Speaker Paul Ryan might have to give up his position as Speaker sooner than expected.
Top brass of the GOP reportedly want to install Kevin McCarthy as soon as possible.
Top Republicans in Congress and the White House have in recent days entertained a plan to push House Speaker Paul Ryan out of his post over the summer, in an effort to clear the way for his presumed successor, Majority Leader Kevin McCarthy, to assume the speakership.
A source involved in the conversations and who has discussed the idea with President Donald Trump told THE WEEKLY STANDARD that Trump believes there is merit to the plan, but has not formed a final position. McCarthy has been weighing the effort alongside a small group of trusted advisers, considering the pros and cons of forcing Ryan's hand, and debating the best time to launch the effort. As of last week he had not spoken to Ryan about the idea, the source said.
Proponents say that the benefits are twofold. It would trigger a vote to replace Ryan, giving McCarthy an opening to become speaker of the House — that is, if he can avoid crashing and burning on takeoff like he did in 2015. But it would also force Democrats to cast votes for — or against — Minority Leader Nancy Pelosi, a favorite target of Republican campaign strategists, to be speaker. That vote could then be used against vulnerable Democrats during the height of campaign season, the source said.

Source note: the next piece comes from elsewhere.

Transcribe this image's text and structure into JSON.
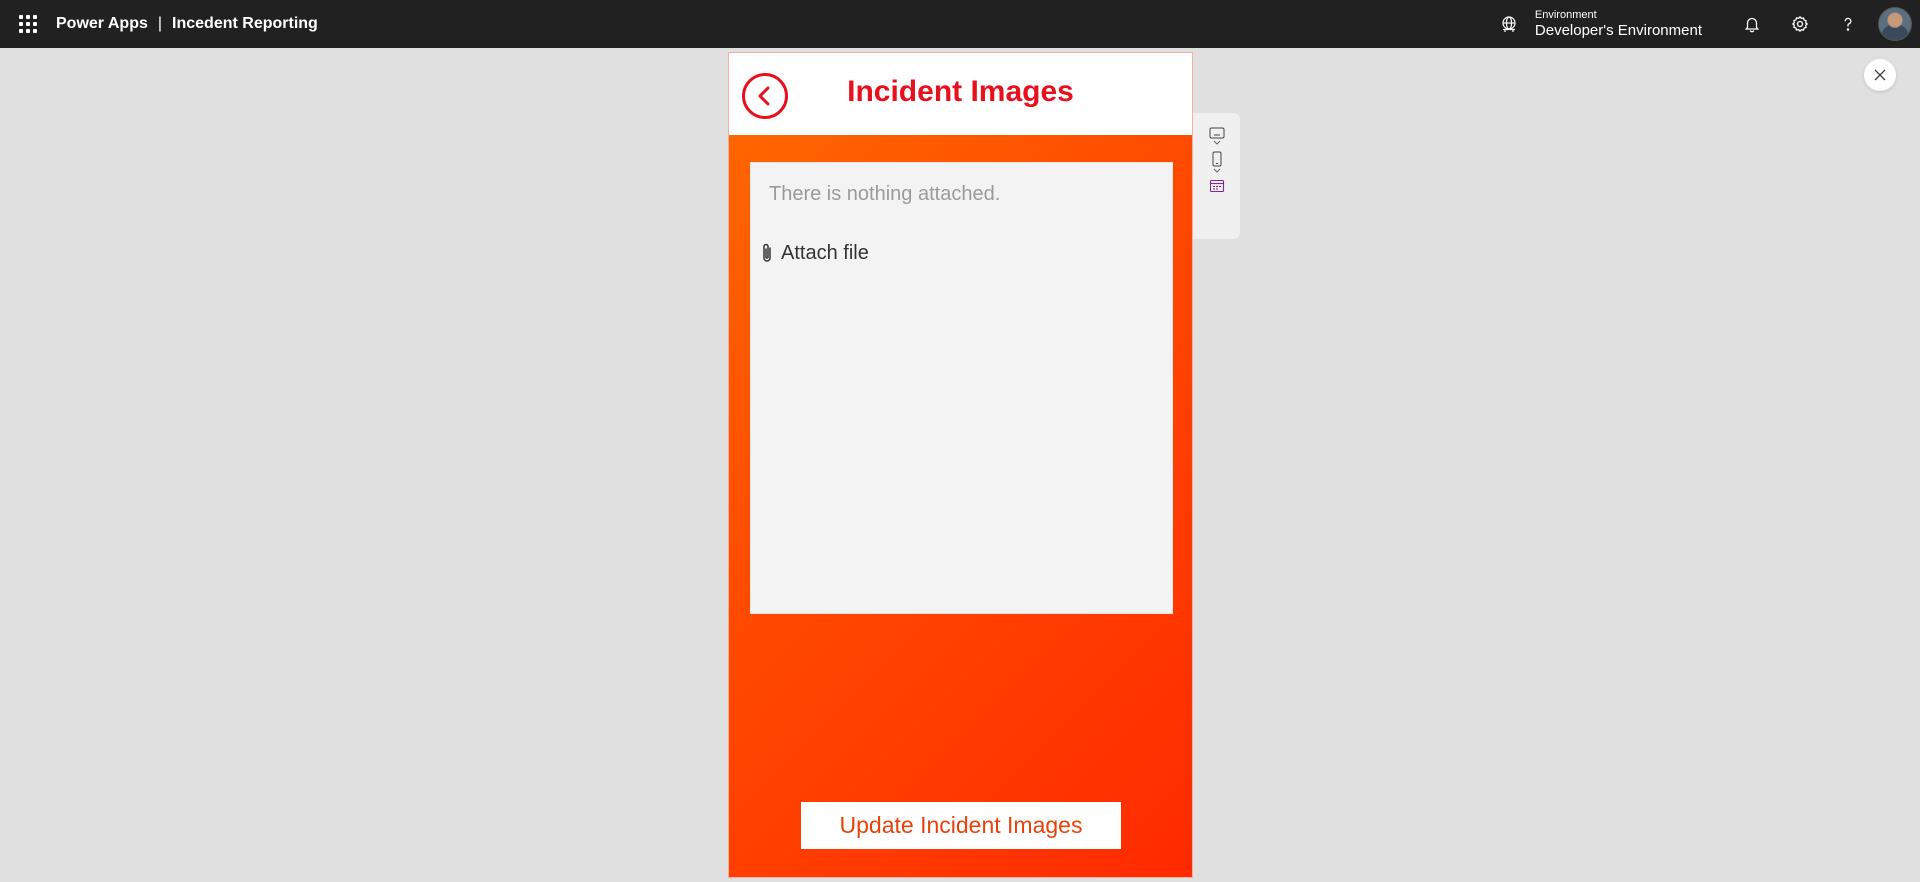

Under the plan, Ryan would step down from his post as speaker prematurely but would remain a member of Congress until his term ends in January 2019. The prospect of Ryan’s right-hand man amping up the pressure for him to leave sooner portends a significant shift in the power dynamics of the chamber. A spokesperson for Ryan declined to comment. McCarthy responded in a statement provided to TWS: "Completely untrue. Paul has my total support. Together we are completely focused on our agenda and traveling the country to take our unified message and action to the voters in November.”
Ryan has pushed back strongly on suggestions that he might depart early, instead pledging to serve as the chamber’s leader for the remainder of his term. Allies of Ryan argue his intent to remain speaker doesn’t come from a thirst for power, especially because it is a job he didn’t ask for in the first place. Instead, Ryan says that holding off on leadership elections will allow the GOP to focus on campaign season rather than engaging in a bloody intra-party feud.